Last January, I wrote a scathing blog entry attacking the mainstream media coverage of an issue that I believe perfectly illustrates the callousness with which corporate news outlets cover environment and health issues. We had published an in-depth piece by Jeff Shaw about the rocket fuel ingredient perchlorate, looking at the influence private industry and the Pentagon had on a National Academy of Sciences report about "safe" levels of the chemical in drinking water, and also addressing the massive misrepresentation of the NAS's findings by the government and, in turn, the corporate media.

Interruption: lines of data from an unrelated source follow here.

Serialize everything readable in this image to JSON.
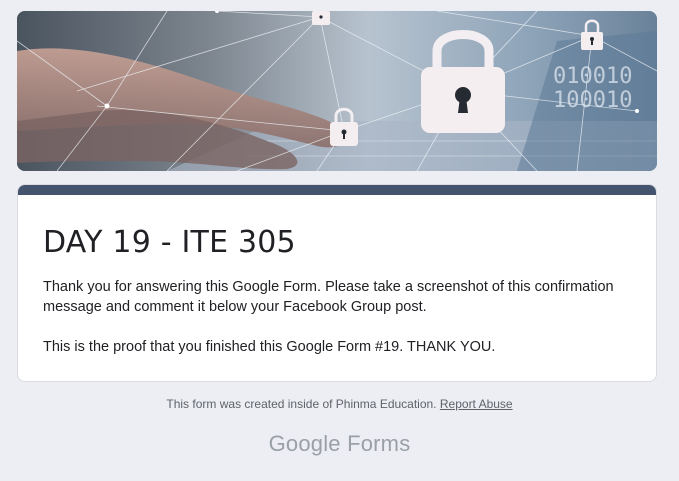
{
  "header_image": {
    "icon": "padlock-network-image",
    "binary_text": [
      "010010",
      "100010"
    ]
  },
  "card": {
    "accent_color": "#44546f",
    "title": "DAY 19 - ITE 305",
    "message_line1": "Thank you for answering this Google Form. Please take a screenshot of this confirmation message and comment it below your Facebook Group post.",
    "message_line2": "This is the proof that you finished this Google Form #19. THANK YOU."
  },
  "footer": {
    "created_text": "This form was created inside of Phinma Education.",
    "report_link": "Report Abuse"
  },
  "brand": {
    "google": "Google",
    "forms": "Forms"
  }
}
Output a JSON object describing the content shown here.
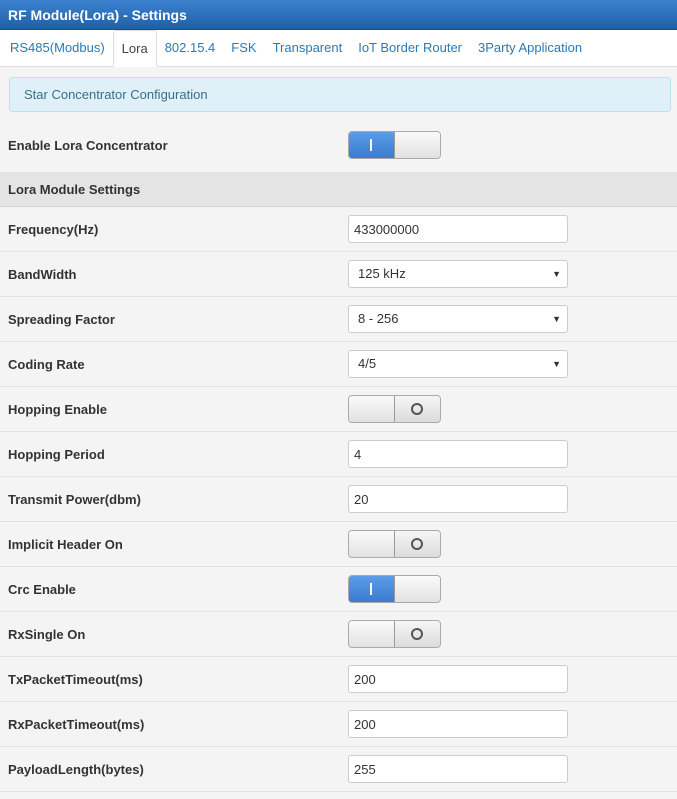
{
  "title": "RF Module(Lora) - Settings",
  "tabs": [
    {
      "label": "RS485(Modbus)"
    },
    {
      "label": "Lora"
    },
    {
      "label": "802.15.4"
    },
    {
      "label": "FSK"
    },
    {
      "label": "Transparent"
    },
    {
      "label": "IoT Border Router"
    },
    {
      "label": "3Party Application"
    }
  ],
  "active_tab": "Lora",
  "alert": "Star Concentrator Configuration",
  "enable_concentrator": {
    "label": "Enable Lora Concentrator",
    "state": "on"
  },
  "section_header": "Lora Module Settings",
  "fields": {
    "frequency": {
      "label": "Frequency(Hz)",
      "value": "433000000"
    },
    "bandwidth": {
      "label": "BandWidth",
      "value": "125 kHz"
    },
    "spreading_factor": {
      "label": "Spreading Factor",
      "value": "8 - 256"
    },
    "coding_rate": {
      "label": "Coding Rate",
      "value": "4/5"
    },
    "hopping_enable": {
      "label": "Hopping Enable",
      "state": "off"
    },
    "hopping_period": {
      "label": "Hopping Period",
      "value": "4"
    },
    "transmit_power": {
      "label": "Transmit Power(dbm)",
      "value": "20"
    },
    "implicit_header": {
      "label": "Implicit Header On",
      "state": "off"
    },
    "crc_enable": {
      "label": "Crc Enable",
      "state": "on"
    },
    "rx_single": {
      "label": "RxSingle On",
      "state": "off"
    },
    "tx_packet_timeout": {
      "label": "TxPacketTimeout(ms)",
      "value": "200"
    },
    "rx_packet_timeout": {
      "label": "RxPacketTimeout(ms)",
      "value": "200"
    },
    "payload_length": {
      "label": "PayloadLength(bytes)",
      "value": "255"
    }
  },
  "colors": {
    "titlebar": "#1f5fa8",
    "tab_link": "#2a7ab8",
    "toggle_on": "#3a7bd0",
    "alert_bg": "#dff0f8"
  },
  "icons": {
    "toggle_on": "bar-icon",
    "toggle_off": "circle-icon",
    "select_arrow": "caret-down-icon"
  }
}
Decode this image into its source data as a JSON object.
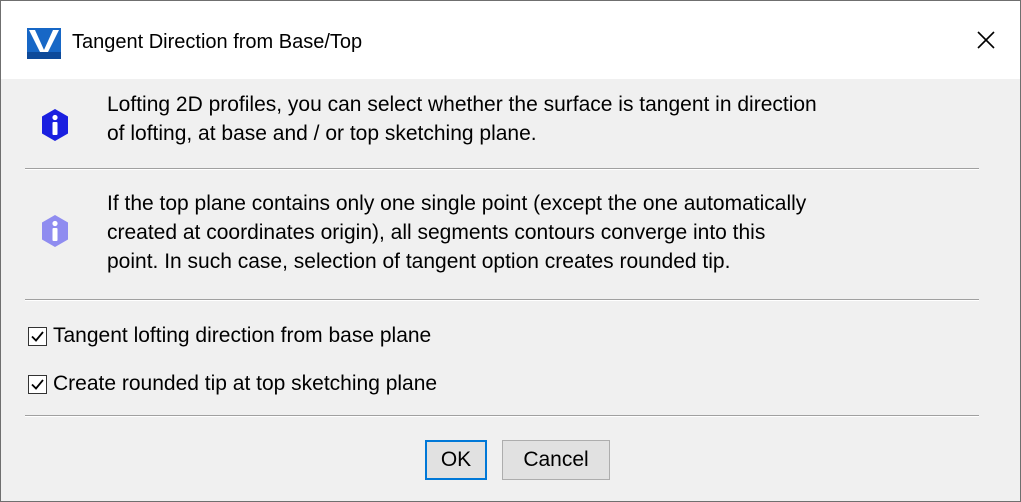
{
  "dialog": {
    "title": "Tangent Direction from Base/Top",
    "messages": [
      {
        "icon": "info-icon",
        "text": "Lofting 2D profiles, you can select whether the surface is tangent in direction\nof lofting, at base and / or top sketching plane."
      },
      {
        "icon": "info-icon-light",
        "text": "If the top plane contains only one single point (except the one automatically\ncreated at coordinates origin), all segments contours converge into this\npoint. In such case, selection of tangent option creates rounded tip."
      }
    ],
    "options": [
      {
        "label": "Tangent lofting direction from base plane",
        "checked": true
      },
      {
        "label": "Create rounded tip at top sketching plane",
        "checked": true
      }
    ],
    "buttons": {
      "ok": "OK",
      "cancel": "Cancel"
    },
    "colors": {
      "info_primary": "#1a1fe0",
      "info_secondary": "#8f8cf0",
      "focus_border": "#0078d7"
    }
  }
}
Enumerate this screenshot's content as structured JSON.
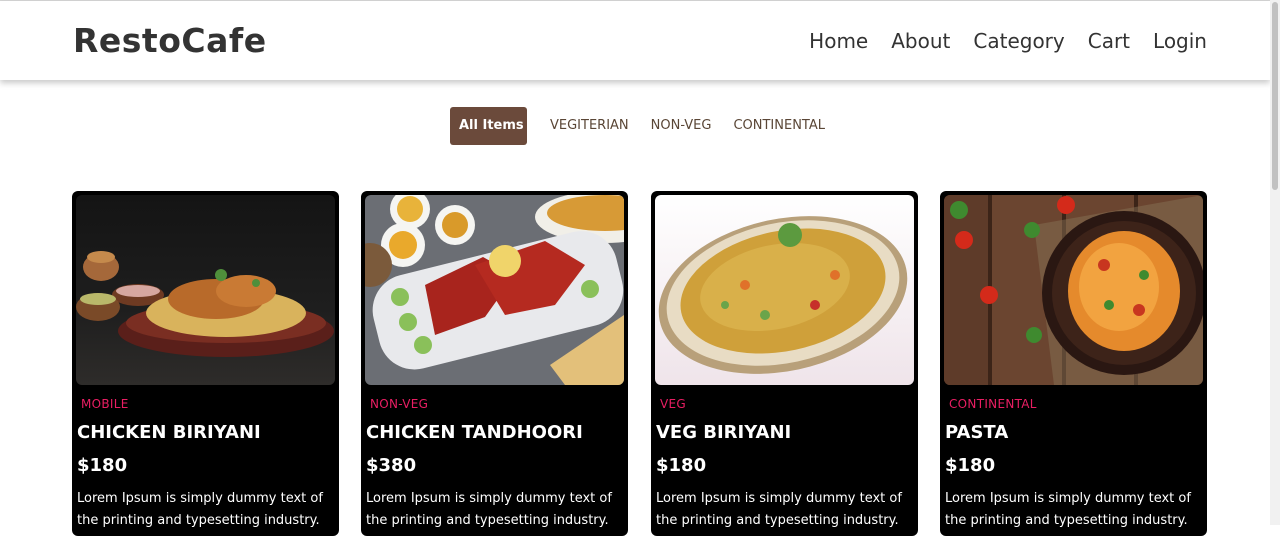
{
  "brand": "RestoCafe",
  "nav": [
    "Home",
    "About",
    "Category",
    "Cart",
    "Login"
  ],
  "filters": [
    "All Items",
    "VEGITERIAN",
    "NON-VEG",
    "CONTINENTAL"
  ],
  "active_filter": "All Items",
  "colors": {
    "accent_brown": "#6b4a3b",
    "category_pink": "#e91e63",
    "card_bg": "#000000"
  },
  "cards": [
    {
      "image": "chicken-biriyani-image",
      "category": "MOBILE",
      "title": "CHICKEN BIRIYANI",
      "price": "$180",
      "description": "Lorem Ipsum is simply dummy text of the printing and typesetting industry."
    },
    {
      "image": "chicken-tandhoori-image",
      "category": "NON-VEG",
      "title": "CHICKEN TANDHOORI",
      "price": "$380",
      "description": "Lorem Ipsum is simply dummy text of the printing and typesetting industry."
    },
    {
      "image": "veg-biriyani-image",
      "category": "VEG",
      "title": "VEG BIRIYANI",
      "price": "$180",
      "description": "Lorem Ipsum is simply dummy text of the printing and typesetting industry."
    },
    {
      "image": "pasta-image",
      "category": "CONTINENTAL",
      "title": "PASTA",
      "price": "$180",
      "description": "Lorem Ipsum is simply dummy text of the printing and typesetting industry."
    }
  ]
}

One of the most egregious violators of journalistic integrity cited in that previous entry was the Associated Press. Despite its simply massive resources and responsibility for dictating and driving a huge portion of news in the US and worldwide, the AP has published only a few stories on perchlorate this year. The first two, by Erica Werner in Washington, hit the wire on January 10 and January 11 respectively. Those were whitewashes of the NAS's findings and the backroom dealings that orchestrated its relatively lenient judgments. (I call them "whitewashes" even though the latter story actually appeared to seriously address environmentalists' concerns, precisely because it acknowledged them but really just bowled over the public interest angle, allowing the corporate and military interest angles to dominate.)
Then there was an AP story filed by John Heilprin in February, noting that the EPA had set a new standard, almost 25 times as forgiving as their original rule. But this time the AP opted to gloss over the controversy even more smoothly. We saw that there are a few fringe environmentalists who are upset about the ruling, but we have forgotten about how the analysis the EPA used to draw its conclusion came about as a result of shady deals between industry, the Defense Department and our valiant defenders at the EPA.
Now, in an April 21 AP feature by Erica Werner, the story comes almost all the way back around again. This time, perchlorate is actually made out to be quite frightening. But this version is more of a human interest story about one town's perchlorate concerns, so we are spared any context really addressing the merits of the case against perchlorate, and this time we steer miles clear of any suggestion that corporate and Pentagon manipulation was involved in what public health advocates consider an absurdly permissive EPA standard.
It's difficult to read the Associated Press critically and not wonder how it can be that journalists and editors who so obviously have the capacity and skills required to tell the story right can get it so consistently wrong, time after time. The saddest part is that there are excellent public interest organizations like the National Resources Defense Council and the Environmental Working Group that are very responsive to media and more than capable of helping reporters get the public interest perspective on complicated stories like these. Perhaps they are not as savvy as the NAS or the EPA, but there is every reason to believe their perspective is more honest and authentic, and thus more important and relevant.